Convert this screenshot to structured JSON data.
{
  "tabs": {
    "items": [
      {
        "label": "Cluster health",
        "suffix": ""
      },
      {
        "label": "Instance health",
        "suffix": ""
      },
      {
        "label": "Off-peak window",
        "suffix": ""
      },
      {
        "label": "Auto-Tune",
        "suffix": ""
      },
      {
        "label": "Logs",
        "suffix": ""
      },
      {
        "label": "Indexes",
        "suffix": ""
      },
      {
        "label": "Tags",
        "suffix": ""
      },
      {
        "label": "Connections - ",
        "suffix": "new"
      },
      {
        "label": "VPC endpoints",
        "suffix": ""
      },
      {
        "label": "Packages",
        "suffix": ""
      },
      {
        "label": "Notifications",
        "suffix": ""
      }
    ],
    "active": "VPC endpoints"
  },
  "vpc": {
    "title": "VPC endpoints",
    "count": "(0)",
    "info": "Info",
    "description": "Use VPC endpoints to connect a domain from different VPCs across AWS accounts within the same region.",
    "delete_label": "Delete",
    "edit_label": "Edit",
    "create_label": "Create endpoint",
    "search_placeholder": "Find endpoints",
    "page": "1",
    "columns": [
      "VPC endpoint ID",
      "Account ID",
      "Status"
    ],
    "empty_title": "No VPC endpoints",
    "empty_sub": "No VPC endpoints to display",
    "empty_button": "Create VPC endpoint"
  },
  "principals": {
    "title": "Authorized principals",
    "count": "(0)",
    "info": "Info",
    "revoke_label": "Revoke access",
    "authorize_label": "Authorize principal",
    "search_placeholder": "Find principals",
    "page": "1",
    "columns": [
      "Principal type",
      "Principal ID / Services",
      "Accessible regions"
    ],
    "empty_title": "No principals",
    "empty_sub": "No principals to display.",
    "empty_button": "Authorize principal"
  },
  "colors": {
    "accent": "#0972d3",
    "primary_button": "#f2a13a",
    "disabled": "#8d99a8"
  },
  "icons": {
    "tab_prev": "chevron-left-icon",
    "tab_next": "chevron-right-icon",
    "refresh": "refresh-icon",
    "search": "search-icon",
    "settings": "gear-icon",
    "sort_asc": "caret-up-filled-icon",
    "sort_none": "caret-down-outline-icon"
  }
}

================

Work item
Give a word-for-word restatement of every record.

Solution to the problem
Convert this screenshot to structured JSON data.
{
  "tabs": {
    "items": [
      {
        "label": "Cluster health",
        "suffix": ""
      },
      {
        "label": "Instance health",
        "suffix": ""
      },
      {
        "label": "Off-peak window",
        "suffix": ""
      },
      {
        "label": "Auto-Tune",
        "suffix": ""
      },
      {
        "label": "Logs",
        "suffix": ""
      },
      {
        "label": "Indexes",
        "suffix": ""
      },
      {
        "label": "Tags",
        "suffix": ""
      },
      {
        "label": "Connections - ",
        "suffix": "new"
      },
      {
        "label": "VPC endpoints",
        "suffix": ""
      },
      {
        "label": "Packages",
        "suffix": ""
      },
      {
        "label": "Notifications",
        "suffix": ""
      }
    ],
    "active": "VPC endpoints"
  },
  "vpc": {
    "title": "VPC endpoints",
    "count": "(0)",
    "info": "Info",
    "description": "Use VPC endpoints to connect a domain from different VPCs across AWS accounts within the same region.",
    "delete_label": "Delete",
    "edit_label": "Edit",
    "create_label": "Create endpoint",
    "search_placeholder": "Find endpoints",
    "page": "1",
    "columns": [
      "VPC endpoint ID",
      "Account ID",
      "Status"
    ],
    "empty_title": "No VPC endpoints",
    "empty_sub": "No VPC endpoints to display",
    "empty_button": "Create VPC endpoint"
  },
  "principals": {
    "title": "Authorized principals",
    "count": "(0)",
    "info": "Info",
    "revoke_label": "Revoke access",
    "authorize_label": "Authorize principal",
    "search_placeholder": "Find principals",
    "page": "1",
    "columns": [
      "Principal type",
      "Principal ID / Services",
      "Accessible regions"
    ],
    "empty_title": "No principals",
    "empty_sub": "No principals to display.",
    "empty_button": "Authorize principal"
  },
  "colors": {
    "accent": "#0972d3",
    "primary_button": "#f2a13a",
    "disabled": "#8d99a8"
  },
  "icons": {
    "tab_prev": "chevron-left-icon",
    "tab_next": "chevron-right-icon",
    "refresh": "refresh-icon",
    "search": "search-icon",
    "settings": "gear-icon",
    "sort_asc": "caret-up-filled-icon",
    "sort_none": "caret-down-outline-icon"
  }
}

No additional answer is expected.